TASK OBJECTIVE.
Keyword search on "Studio": report each line of the records that contains it.

DATA IN THIS EXERCISE.

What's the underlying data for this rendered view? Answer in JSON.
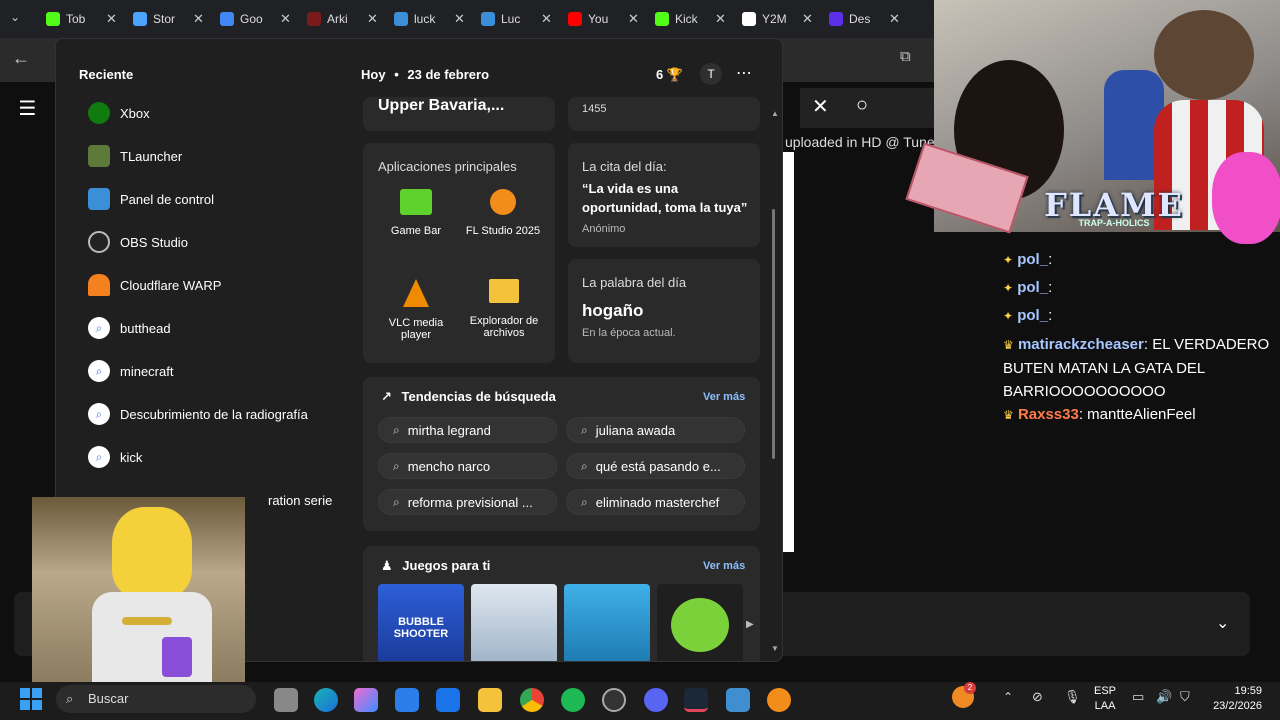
{
  "tabs": [
    {
      "title": "Tob",
      "color": "#53fc18"
    },
    {
      "title": "Stor",
      "color": "#4aa3ff"
    },
    {
      "title": "Goo",
      "color": "#4285f4"
    },
    {
      "title": "Arki",
      "color": "#7a1a1a"
    },
    {
      "title": "luck",
      "color": "#3b8fd8"
    },
    {
      "title": "Luc",
      "color": "#3b8fd8"
    },
    {
      "title": "You",
      "color": "#ff0000"
    },
    {
      "title": "Kick",
      "color": "#53fc18"
    },
    {
      "title": "Y2M",
      "color": "#ffffff"
    },
    {
      "title": "Des",
      "color": "#5b2ee8"
    }
  ],
  "page_caption": "uploaded in HD @ Tunes",
  "start_menu": {
    "recent_title": "Reciente",
    "recent": [
      {
        "label": "Xbox",
        "icon": "xbox-icon"
      },
      {
        "label": "TLauncher",
        "icon": "tlauncher-icon"
      },
      {
        "label": "Panel de control",
        "icon": "control-panel-icon"
      },
      {
        "label": "OBS Studio",
        "icon": "obs-icon"
      },
      {
        "label": "Cloudflare WARP",
        "icon": "cloudflare-icon"
      },
      {
        "label": "butthead",
        "icon": "search-icon"
      },
      {
        "label": "minecraft",
        "icon": "search-icon"
      },
      {
        "label": "Descubrimiento de la radiografía",
        "icon": "search-icon"
      },
      {
        "label": "kick",
        "icon": "search-icon"
      },
      {
        "label": "ration serie",
        "icon": "search-icon"
      }
    ],
    "today": "Hoy",
    "date": "23 de febrero",
    "points": "6",
    "avatar_letter": "T",
    "weather_location": "Upper Bavaria,...",
    "history_year": "1455",
    "top_apps": {
      "title": "Aplicaciones principales",
      "apps": [
        {
          "label": "Game Bar"
        },
        {
          "label": "FL Studio 2025"
        },
        {
          "label": "VLC media player"
        },
        {
          "label": "Explorador de archivos"
        }
      ]
    },
    "quote": {
      "title": "La cita del día:",
      "text": "“La vida es una oportunidad, toma la tuya”",
      "author": "Anónimo"
    },
    "word": {
      "title": "La palabra del día",
      "word": "hogaño",
      "meaning": "En la época actual."
    },
    "trends": {
      "title": "Tendencias de búsqueda",
      "more": "Ver más",
      "items": [
        "mirtha legrand",
        "juliana awada",
        "mencho narco",
        "qué está pasando e...",
        "reforma previsional ...",
        "eliminado masterchef"
      ]
    },
    "games": {
      "title": "Juegos para ti",
      "more": "Ver más",
      "first_label": "BUBBLE SHOOTER"
    }
  },
  "chat": [
    {
      "user": "pol_",
      "msg": ":",
      "color": "#a7c7ff"
    },
    {
      "user": "pol_",
      "msg": ":",
      "color": "#a7c7ff"
    },
    {
      "user": "pol_",
      "msg": ":",
      "color": "#a7c7ff"
    },
    {
      "user": "matirackzcheaser",
      "msg": ": EL VERDADERO BUTEN MATAN LA GATA DEL BARRIOOOOOOOOOO",
      "color": "#a7c7ff"
    },
    {
      "user": "Raxss33",
      "msg": ": mantteAlienFeel",
      "color": "#ff7b4a"
    }
  ],
  "overlay_logo": "FLAME",
  "overlay_sub": "TRAP-A-HOLICS",
  "taskbar": {
    "search_placeholder": "Buscar",
    "language": "ESP",
    "layout": "LAA",
    "time": "19:59",
    "date": "23/2/2026",
    "notification_count": "2"
  }
}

RESULT OF THIS TASK.
        "label": "OBS Studio",
          "label": "FL Studio 2025"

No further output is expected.